▸ Task to carry out
Give the number of lines below with "desc" in them, leaving out anything else.

#### The records

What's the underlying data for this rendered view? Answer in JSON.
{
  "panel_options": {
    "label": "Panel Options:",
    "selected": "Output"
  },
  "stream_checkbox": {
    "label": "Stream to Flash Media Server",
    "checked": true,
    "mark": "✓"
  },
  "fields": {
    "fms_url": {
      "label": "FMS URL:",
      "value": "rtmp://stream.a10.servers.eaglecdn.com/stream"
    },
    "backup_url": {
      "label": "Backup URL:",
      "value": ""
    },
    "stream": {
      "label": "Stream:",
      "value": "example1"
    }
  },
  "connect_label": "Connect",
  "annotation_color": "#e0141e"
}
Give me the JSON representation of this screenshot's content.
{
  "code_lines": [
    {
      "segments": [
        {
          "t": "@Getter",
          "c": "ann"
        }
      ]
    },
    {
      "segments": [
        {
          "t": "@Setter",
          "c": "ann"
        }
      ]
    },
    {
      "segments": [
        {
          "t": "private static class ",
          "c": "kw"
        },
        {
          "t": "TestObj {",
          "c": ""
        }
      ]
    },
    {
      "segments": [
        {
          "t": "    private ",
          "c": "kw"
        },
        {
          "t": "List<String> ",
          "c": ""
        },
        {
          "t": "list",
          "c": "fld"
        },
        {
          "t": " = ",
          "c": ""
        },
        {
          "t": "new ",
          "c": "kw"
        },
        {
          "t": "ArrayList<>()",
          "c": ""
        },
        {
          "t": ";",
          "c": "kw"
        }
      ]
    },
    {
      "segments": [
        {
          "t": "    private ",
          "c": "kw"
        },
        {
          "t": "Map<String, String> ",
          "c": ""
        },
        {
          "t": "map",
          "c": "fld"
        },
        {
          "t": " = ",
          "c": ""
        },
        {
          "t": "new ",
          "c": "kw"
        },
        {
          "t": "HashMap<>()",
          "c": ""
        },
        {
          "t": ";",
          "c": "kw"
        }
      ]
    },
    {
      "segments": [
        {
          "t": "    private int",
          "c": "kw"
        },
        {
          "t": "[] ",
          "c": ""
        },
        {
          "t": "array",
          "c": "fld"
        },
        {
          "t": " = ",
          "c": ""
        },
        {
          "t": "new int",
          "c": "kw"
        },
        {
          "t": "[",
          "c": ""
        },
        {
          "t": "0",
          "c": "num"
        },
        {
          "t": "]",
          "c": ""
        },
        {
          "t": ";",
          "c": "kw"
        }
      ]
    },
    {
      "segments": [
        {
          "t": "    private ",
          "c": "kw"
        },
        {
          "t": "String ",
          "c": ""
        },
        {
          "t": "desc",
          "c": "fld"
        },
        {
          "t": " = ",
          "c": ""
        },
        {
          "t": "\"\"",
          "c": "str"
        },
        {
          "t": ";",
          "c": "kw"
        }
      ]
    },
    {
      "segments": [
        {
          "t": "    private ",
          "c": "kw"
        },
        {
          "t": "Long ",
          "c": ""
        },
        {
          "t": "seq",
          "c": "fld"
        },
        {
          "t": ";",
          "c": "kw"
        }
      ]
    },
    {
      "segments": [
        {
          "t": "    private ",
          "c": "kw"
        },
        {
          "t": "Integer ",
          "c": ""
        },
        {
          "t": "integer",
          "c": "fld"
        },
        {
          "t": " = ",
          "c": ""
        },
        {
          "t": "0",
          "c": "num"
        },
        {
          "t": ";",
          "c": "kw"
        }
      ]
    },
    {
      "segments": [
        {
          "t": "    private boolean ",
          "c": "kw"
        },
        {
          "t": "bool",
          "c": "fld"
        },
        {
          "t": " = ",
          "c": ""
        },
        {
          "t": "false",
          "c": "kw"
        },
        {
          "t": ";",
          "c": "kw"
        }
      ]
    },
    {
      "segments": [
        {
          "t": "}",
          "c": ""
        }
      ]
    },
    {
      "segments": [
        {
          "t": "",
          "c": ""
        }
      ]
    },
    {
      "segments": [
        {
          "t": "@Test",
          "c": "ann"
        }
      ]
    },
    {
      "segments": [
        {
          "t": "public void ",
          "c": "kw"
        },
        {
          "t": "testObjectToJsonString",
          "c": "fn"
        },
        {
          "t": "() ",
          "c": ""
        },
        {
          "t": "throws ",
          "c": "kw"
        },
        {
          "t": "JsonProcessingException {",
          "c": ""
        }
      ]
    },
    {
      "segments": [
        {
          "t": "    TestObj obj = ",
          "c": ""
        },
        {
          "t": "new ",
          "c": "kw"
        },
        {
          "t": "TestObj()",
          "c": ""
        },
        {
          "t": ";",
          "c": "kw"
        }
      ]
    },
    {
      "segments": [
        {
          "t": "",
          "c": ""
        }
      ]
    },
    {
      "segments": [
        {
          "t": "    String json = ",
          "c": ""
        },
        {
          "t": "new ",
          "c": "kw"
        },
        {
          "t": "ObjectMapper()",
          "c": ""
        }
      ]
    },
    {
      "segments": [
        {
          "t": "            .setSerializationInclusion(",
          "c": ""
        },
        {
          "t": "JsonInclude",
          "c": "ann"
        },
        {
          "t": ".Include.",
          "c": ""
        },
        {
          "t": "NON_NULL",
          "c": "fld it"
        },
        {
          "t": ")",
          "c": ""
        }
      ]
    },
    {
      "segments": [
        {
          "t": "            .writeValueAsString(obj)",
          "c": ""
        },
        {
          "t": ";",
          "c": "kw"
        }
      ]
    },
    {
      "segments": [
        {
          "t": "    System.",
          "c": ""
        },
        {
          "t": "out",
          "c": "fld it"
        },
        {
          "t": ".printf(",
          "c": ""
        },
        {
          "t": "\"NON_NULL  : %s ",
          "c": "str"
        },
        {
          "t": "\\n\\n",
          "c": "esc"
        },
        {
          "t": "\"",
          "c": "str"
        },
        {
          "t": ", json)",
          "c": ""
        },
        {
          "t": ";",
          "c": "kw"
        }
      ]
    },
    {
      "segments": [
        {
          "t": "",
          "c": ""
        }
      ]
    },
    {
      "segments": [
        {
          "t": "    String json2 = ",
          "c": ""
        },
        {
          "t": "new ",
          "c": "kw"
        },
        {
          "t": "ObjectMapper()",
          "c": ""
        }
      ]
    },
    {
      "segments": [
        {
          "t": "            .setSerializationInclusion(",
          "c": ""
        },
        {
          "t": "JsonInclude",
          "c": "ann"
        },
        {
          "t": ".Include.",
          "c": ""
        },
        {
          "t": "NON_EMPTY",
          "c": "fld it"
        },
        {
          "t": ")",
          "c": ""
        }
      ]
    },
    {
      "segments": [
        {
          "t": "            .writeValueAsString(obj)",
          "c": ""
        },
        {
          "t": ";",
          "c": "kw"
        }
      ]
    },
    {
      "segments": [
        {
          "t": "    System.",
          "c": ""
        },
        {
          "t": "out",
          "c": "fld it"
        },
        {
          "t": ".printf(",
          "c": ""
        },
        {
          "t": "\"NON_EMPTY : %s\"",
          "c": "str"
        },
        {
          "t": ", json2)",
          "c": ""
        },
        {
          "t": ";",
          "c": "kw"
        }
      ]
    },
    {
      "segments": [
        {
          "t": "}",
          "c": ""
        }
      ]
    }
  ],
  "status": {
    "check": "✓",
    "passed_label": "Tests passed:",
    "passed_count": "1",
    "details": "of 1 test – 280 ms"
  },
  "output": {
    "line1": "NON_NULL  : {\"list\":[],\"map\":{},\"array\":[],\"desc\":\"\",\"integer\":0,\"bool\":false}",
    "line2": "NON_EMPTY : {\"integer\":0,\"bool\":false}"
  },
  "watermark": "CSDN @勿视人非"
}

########

▸ Finished task
2